Plan ahead for an important February event, curl up with your cup of hot cocoa and health spending reading and be sure to follow the conversation on social media using #GoingBelowTheSurface.

  • Paying for Cures: Join MIT and a full roster of leading health care experts for a conference on financing for curative therapies on February 12 at the National Press Club in Washington, D.C. View the agenda and register online today.
  • Considering Health Spending: Still haven’t gotten your fill of health care articles? Check out Health Affairs’ ongoing series, featuring more than 50 journal articles and blog posts examining a broad array of spending topics.


About Going Below the Surface

The Going Below the Surface initiative was launched by the National Pharmaceutical Council in 2018 to broaden and improve the conversation around how health care resources are used in the United States. The initiative is aimed at better understanding the roots of the nation’s health spending and investments by promoting a discussion that is firmly based in health policy and systems research.
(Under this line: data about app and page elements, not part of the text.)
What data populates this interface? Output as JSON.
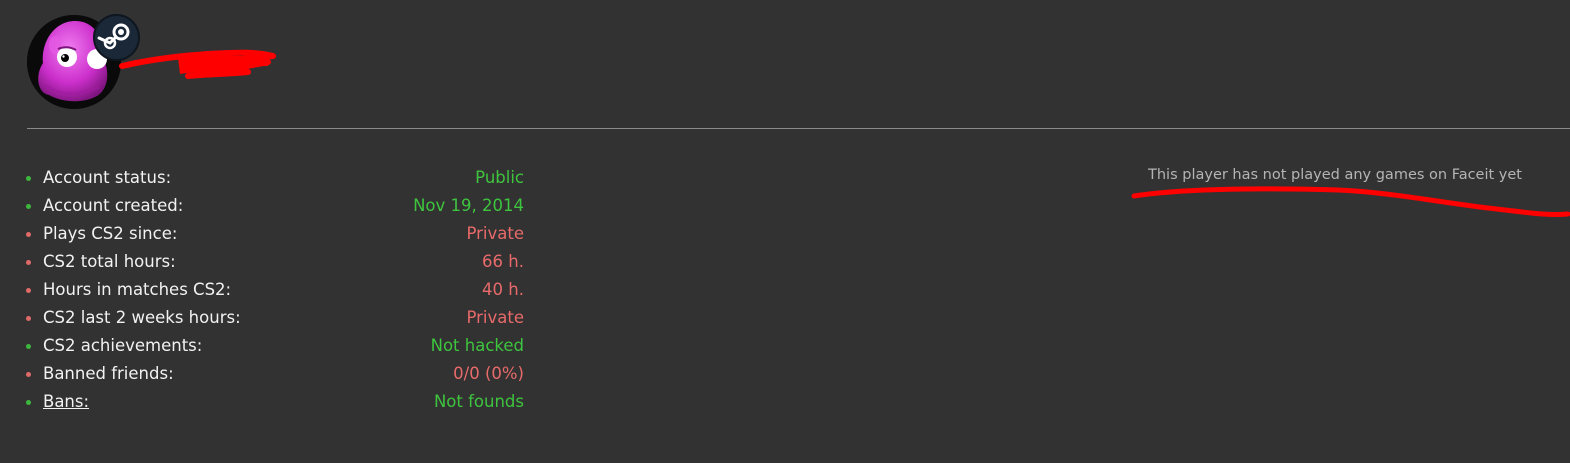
{
  "profile": {
    "avatar_icon": "pink-blob-monster-avatar",
    "steam_icon": "steam-logo-icon",
    "name_redacted_mark": "red-scribble"
  },
  "stats": [
    {
      "label": "Account status:",
      "value": "Public",
      "status": "ok",
      "link": false
    },
    {
      "label": "Account created:",
      "value": "Nov 19, 2014",
      "status": "ok",
      "link": false
    },
    {
      "label": "Plays CS2 since:",
      "value": "Private",
      "status": "bad",
      "link": false
    },
    {
      "label": "CS2 total hours:",
      "value": "66 h.",
      "status": "bad",
      "link": false
    },
    {
      "label": "Hours in matches CS2:",
      "value": "40 h.",
      "status": "bad",
      "link": false
    },
    {
      "label": "CS2 last 2 weeks hours:",
      "value": "Private",
      "status": "bad",
      "link": false
    },
    {
      "label": "CS2 achievements:",
      "value": "Not hacked",
      "status": "ok",
      "link": false
    },
    {
      "label": "Banned friends:",
      "value": "0/0 (0%)",
      "status": "bad",
      "link": false
    },
    {
      "label": "Bans:",
      "value": "Not founds",
      "status": "ok",
      "link": true
    }
  ],
  "faceit": {
    "message": "This player has not played any games on Faceit yet"
  },
  "colors": {
    "background": "#323232",
    "ok": "#3ec43e",
    "bad": "#e86a6a",
    "scribble": "#ff0000"
  }
}
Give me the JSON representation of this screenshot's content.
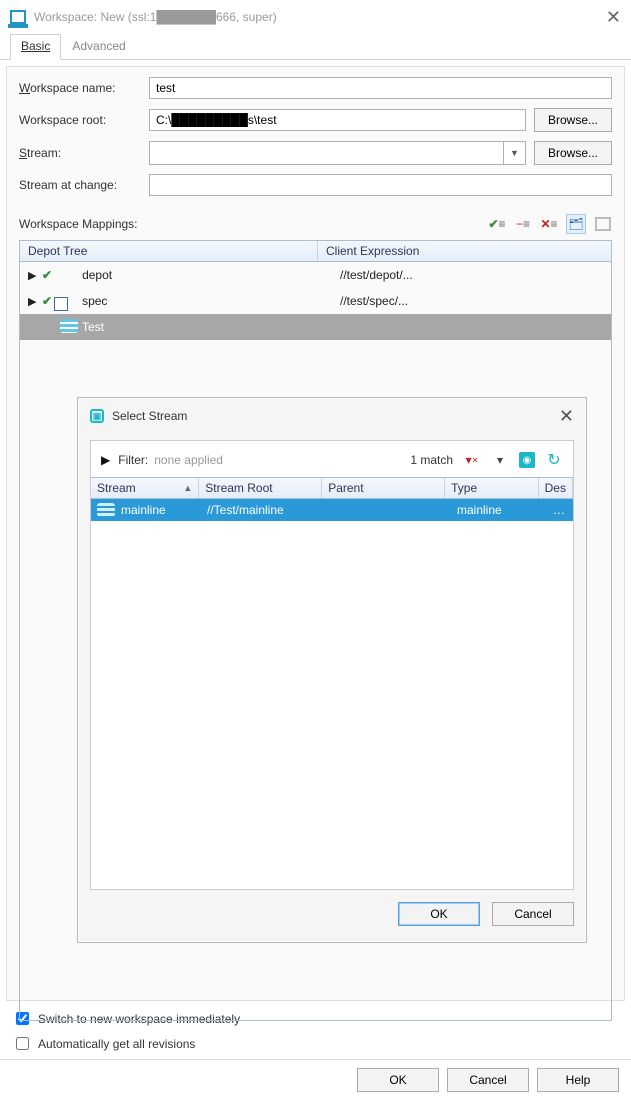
{
  "window": {
    "title": "Workspace: New (ssl:1███████666,  super)",
    "close_glyph": "✕"
  },
  "tabs": {
    "basic": "Basic",
    "advanced": "Advanced"
  },
  "form": {
    "workspace_name_label": "Workspace name:",
    "workspace_name_value": "test",
    "workspace_root_label": "Workspace root:",
    "workspace_root_value": "C:\\█████████s\\test",
    "stream_label": "Stream:",
    "stream_value": "",
    "stream_at_change_label": "Stream at change:",
    "stream_at_change_value": "",
    "browse_label": "Browse..."
  },
  "mappings": {
    "heading": "Workspace Mappings:",
    "col_depot": "Depot Tree",
    "col_client": "Client Expression",
    "rows": [
      {
        "name": "depot",
        "expr": "//test/depot/...",
        "icon": "db",
        "checked": true,
        "expandable": true
      },
      {
        "name": "spec",
        "expr": "//test/spec/...",
        "icon": "doc",
        "checked": true,
        "expandable": true
      },
      {
        "name": "Test",
        "expr": "",
        "icon": "stream",
        "checked": false,
        "expandable": false,
        "selected": true
      }
    ]
  },
  "dialog": {
    "title": "Select Stream",
    "filter_label": "Filter:",
    "filter_value": "none applied",
    "match_text": "1 match",
    "headers": {
      "stream": "Stream",
      "root": "Stream Root",
      "parent": "Parent",
      "type": "Type",
      "desc": "Des"
    },
    "row": {
      "name": "mainline",
      "root": "//Test/mainline",
      "parent": "",
      "type": "mainline",
      "desc": "…"
    },
    "ok": "OK",
    "cancel": "Cancel"
  },
  "checks": {
    "switch_label": "Switch to new workspace immediately",
    "switch_checked": true,
    "auto_label": "Automatically get all revisions",
    "auto_checked": false
  },
  "footer": {
    "ok": "OK",
    "cancel": "Cancel",
    "help": "Help"
  }
}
Our goal is to provide clarity on how best to optimize health care spending so that patients receive the right care while simultaneously providing the right incentives to sustain next-generation innovation to improve patient well-being and health system efficiencies.

To view the Going Below the Surface partners, visit www.goingbelowthesurface.org.

Join the conversation by following us on social media using #GoingBelowTheSurface or send us an email at info@npcnow.org.